• [Problem to work on] Below are some records. Say in a single number how many of their lines include the word "both".

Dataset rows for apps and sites
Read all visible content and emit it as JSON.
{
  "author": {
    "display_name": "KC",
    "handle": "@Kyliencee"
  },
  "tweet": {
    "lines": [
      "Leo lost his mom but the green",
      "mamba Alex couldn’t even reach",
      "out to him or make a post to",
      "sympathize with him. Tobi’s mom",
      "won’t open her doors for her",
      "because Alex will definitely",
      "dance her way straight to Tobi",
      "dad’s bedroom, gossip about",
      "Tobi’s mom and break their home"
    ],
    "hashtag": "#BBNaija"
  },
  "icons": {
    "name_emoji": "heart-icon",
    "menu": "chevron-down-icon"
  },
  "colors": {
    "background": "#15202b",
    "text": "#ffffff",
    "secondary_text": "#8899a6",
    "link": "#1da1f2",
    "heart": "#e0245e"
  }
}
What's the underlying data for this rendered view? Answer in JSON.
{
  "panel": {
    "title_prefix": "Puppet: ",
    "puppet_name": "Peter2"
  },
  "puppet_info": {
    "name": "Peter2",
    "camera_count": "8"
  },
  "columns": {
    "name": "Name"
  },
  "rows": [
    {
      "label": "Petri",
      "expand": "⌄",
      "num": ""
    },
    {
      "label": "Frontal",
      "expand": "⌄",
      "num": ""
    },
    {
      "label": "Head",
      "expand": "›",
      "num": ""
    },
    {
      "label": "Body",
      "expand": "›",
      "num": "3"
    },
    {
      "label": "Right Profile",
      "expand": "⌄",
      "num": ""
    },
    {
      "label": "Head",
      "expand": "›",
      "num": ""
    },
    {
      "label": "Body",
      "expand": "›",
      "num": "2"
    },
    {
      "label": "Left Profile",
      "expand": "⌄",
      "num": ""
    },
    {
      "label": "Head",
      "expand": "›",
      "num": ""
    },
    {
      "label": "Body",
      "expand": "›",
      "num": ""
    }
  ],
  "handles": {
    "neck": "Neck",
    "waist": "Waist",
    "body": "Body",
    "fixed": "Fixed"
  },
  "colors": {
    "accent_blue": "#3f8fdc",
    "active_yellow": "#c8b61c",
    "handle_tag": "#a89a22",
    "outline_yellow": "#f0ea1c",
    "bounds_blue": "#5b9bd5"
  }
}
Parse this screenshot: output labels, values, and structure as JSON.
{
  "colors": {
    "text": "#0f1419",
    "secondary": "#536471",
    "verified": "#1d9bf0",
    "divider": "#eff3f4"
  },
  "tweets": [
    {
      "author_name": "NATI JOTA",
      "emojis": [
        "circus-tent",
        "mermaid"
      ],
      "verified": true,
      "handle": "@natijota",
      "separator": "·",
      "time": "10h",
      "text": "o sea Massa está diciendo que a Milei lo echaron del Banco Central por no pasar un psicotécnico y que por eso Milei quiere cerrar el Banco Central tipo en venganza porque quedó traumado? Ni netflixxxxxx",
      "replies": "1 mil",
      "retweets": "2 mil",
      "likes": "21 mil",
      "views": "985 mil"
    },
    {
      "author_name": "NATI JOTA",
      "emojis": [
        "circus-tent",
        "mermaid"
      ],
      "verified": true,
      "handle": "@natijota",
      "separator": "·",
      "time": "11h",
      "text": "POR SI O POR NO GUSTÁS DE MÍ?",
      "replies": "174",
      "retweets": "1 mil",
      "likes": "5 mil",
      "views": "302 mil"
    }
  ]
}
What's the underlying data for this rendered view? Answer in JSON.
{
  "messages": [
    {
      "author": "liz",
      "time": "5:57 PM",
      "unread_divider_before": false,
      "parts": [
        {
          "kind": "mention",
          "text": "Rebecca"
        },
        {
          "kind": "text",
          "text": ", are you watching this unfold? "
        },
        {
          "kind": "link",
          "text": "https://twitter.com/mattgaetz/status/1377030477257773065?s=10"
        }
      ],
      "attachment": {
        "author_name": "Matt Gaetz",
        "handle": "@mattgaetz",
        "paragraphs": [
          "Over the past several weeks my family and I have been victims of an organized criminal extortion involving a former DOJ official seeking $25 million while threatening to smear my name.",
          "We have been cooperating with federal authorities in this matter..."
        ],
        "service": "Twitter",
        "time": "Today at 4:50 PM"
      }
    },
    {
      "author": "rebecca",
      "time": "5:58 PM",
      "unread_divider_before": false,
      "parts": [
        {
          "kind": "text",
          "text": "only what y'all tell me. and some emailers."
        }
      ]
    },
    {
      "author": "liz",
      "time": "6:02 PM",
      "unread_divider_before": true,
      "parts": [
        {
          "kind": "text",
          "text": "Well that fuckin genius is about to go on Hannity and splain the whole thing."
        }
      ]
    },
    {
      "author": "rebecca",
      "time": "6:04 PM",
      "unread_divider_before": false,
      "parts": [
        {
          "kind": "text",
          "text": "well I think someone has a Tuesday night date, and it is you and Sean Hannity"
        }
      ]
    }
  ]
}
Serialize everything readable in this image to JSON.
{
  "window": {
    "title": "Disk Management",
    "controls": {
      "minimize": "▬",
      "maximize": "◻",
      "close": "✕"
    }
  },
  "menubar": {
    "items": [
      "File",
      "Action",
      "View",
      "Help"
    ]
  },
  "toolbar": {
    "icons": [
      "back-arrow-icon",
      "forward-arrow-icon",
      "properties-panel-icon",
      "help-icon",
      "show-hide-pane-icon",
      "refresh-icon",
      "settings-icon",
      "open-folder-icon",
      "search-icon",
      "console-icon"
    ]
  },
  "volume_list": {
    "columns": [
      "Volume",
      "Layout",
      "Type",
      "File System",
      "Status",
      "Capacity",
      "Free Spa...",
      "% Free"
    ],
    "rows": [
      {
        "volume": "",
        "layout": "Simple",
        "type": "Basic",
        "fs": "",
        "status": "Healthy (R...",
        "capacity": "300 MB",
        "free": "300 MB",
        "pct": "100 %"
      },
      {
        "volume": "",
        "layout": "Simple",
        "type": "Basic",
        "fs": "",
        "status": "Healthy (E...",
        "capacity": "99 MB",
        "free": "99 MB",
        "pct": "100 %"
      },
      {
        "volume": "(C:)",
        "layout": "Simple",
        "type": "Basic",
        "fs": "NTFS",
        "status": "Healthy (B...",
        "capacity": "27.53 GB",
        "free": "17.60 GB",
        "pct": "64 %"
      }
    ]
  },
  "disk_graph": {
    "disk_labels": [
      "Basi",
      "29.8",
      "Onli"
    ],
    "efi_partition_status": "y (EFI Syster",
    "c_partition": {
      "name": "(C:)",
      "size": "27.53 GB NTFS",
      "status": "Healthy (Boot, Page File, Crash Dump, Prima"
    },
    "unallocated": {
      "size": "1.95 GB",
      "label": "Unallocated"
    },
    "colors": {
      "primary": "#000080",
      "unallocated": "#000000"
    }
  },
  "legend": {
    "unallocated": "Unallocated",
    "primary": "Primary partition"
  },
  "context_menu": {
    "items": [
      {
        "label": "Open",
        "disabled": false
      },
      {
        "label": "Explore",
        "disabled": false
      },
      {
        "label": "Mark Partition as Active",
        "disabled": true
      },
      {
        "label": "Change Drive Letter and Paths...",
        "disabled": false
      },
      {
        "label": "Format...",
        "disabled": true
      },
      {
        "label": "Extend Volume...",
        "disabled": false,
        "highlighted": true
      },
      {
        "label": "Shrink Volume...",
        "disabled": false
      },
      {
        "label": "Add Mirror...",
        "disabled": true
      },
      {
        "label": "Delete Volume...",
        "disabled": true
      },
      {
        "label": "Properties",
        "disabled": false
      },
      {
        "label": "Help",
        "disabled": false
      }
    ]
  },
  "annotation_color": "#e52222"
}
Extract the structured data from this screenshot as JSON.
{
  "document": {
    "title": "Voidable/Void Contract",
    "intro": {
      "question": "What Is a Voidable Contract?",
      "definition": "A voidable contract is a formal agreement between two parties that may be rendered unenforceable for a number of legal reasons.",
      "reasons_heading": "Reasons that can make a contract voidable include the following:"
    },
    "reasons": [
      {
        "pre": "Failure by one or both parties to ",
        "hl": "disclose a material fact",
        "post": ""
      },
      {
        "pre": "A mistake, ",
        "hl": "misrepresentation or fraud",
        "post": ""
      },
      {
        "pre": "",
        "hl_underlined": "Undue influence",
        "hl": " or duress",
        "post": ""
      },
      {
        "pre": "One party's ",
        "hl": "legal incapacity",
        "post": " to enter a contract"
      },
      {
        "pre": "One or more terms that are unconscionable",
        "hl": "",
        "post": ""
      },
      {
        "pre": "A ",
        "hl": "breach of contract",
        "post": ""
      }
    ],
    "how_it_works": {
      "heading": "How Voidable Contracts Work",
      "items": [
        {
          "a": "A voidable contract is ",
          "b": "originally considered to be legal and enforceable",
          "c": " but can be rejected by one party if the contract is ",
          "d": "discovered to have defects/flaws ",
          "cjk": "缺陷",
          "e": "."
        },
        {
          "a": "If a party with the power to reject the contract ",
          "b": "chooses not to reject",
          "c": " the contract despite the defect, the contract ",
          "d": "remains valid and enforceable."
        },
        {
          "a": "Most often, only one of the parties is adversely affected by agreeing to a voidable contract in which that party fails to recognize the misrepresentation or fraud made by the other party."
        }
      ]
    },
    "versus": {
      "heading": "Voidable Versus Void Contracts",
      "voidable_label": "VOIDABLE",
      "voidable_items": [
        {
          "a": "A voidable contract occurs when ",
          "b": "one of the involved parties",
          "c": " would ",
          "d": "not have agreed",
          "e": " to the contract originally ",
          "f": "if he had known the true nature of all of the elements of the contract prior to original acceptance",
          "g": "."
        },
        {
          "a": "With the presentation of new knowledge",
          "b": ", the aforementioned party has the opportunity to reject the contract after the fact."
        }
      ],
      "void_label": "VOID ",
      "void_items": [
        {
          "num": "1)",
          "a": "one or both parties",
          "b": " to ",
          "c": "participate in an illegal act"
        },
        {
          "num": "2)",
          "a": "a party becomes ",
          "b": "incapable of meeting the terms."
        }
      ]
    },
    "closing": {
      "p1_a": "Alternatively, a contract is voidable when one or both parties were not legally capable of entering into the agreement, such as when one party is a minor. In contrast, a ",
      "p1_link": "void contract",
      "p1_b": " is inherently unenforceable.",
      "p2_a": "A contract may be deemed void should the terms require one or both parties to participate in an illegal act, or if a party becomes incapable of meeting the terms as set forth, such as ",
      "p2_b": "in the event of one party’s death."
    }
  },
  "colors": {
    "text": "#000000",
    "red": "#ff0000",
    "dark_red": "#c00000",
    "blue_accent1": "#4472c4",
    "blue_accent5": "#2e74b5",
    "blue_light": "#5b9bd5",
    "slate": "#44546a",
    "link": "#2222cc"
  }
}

• [Finished task] 4